The Missing Link Podcast opened a series which intends to investigate the history of the Evolution vs. Creation controversy. Host Elizabeth Green Musselman incorporates in the podcast the audio essays made by her students.
The series starts with an essay by John Burchfield and Shalane Giles, which intends to show the historic development of the scientific method. As Green Musselman points out in her introduction: the essay's pith is towards the scientific method in the way of Karl Popper. Hence the essay describes the development of naturalism, to empiricism, to theory testing. The culmination is a biography of Sir Karl himself.
There are a number of unanswered questions that pang me with this first installment. Why does Musselman suggest she herself doesn't agree with Popper's views, but does nothing to indicate what her criticism might be? The effect is that the essay is labeled with an alleged naivety before it even starts. Another is: why is the show titled 'the ghost in the machine'? Also: are all the installments going to be student essays? Then how will the subject be condensed and ordered?
Apart from these concerns, I am very excited about this subject. The Missing Link podcast keeps me glued to my iPod.

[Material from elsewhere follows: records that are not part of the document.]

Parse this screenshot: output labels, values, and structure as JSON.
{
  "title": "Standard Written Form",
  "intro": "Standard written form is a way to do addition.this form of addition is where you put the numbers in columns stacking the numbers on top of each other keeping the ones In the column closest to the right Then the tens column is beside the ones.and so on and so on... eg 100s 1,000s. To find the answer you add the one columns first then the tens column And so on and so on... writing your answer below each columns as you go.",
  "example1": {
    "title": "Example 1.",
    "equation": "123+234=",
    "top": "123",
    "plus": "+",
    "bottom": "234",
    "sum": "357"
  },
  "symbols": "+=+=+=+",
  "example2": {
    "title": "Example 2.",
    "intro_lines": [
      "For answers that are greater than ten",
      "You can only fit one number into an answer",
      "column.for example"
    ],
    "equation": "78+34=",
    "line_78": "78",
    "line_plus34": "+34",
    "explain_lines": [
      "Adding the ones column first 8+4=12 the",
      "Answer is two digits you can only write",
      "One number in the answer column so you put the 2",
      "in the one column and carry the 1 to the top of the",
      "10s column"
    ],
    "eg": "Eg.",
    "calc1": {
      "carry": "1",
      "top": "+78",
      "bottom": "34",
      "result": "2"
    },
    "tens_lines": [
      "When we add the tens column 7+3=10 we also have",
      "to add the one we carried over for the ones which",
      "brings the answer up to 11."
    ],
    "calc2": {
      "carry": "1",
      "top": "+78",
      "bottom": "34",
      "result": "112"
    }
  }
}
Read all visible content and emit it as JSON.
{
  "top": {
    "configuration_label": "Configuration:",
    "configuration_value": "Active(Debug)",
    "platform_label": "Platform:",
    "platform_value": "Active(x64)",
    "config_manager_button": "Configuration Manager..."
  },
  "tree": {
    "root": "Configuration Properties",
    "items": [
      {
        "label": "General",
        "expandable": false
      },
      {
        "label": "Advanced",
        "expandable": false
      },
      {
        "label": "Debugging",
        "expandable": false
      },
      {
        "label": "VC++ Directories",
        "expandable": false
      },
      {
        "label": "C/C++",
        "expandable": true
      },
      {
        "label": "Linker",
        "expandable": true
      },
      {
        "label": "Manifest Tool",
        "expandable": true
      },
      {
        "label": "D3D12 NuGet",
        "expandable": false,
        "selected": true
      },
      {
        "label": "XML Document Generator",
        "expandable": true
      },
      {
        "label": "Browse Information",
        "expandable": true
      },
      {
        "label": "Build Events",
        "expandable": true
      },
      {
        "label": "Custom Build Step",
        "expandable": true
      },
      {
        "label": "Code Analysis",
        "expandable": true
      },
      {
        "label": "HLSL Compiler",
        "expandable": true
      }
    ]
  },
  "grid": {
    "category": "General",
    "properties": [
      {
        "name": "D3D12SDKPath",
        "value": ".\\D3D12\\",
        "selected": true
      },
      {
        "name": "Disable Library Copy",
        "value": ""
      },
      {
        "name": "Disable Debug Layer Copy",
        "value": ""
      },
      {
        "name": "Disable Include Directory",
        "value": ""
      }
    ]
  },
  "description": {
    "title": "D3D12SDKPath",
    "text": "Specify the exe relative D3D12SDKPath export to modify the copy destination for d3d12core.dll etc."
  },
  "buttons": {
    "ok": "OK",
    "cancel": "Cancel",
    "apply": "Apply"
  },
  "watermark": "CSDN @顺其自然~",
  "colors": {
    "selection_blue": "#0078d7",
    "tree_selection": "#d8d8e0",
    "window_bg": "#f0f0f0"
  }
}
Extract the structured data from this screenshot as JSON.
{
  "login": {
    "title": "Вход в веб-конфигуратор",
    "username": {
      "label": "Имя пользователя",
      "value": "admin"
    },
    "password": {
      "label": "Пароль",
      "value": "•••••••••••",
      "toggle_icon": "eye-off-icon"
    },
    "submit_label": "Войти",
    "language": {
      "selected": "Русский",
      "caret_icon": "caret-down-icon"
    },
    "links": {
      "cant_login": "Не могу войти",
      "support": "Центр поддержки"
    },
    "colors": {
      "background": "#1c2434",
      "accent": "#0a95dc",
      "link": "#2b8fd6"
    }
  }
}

More about The Missing Link on this blog:
On Time and on Counting - The Missing Link,
Strength in Numbers,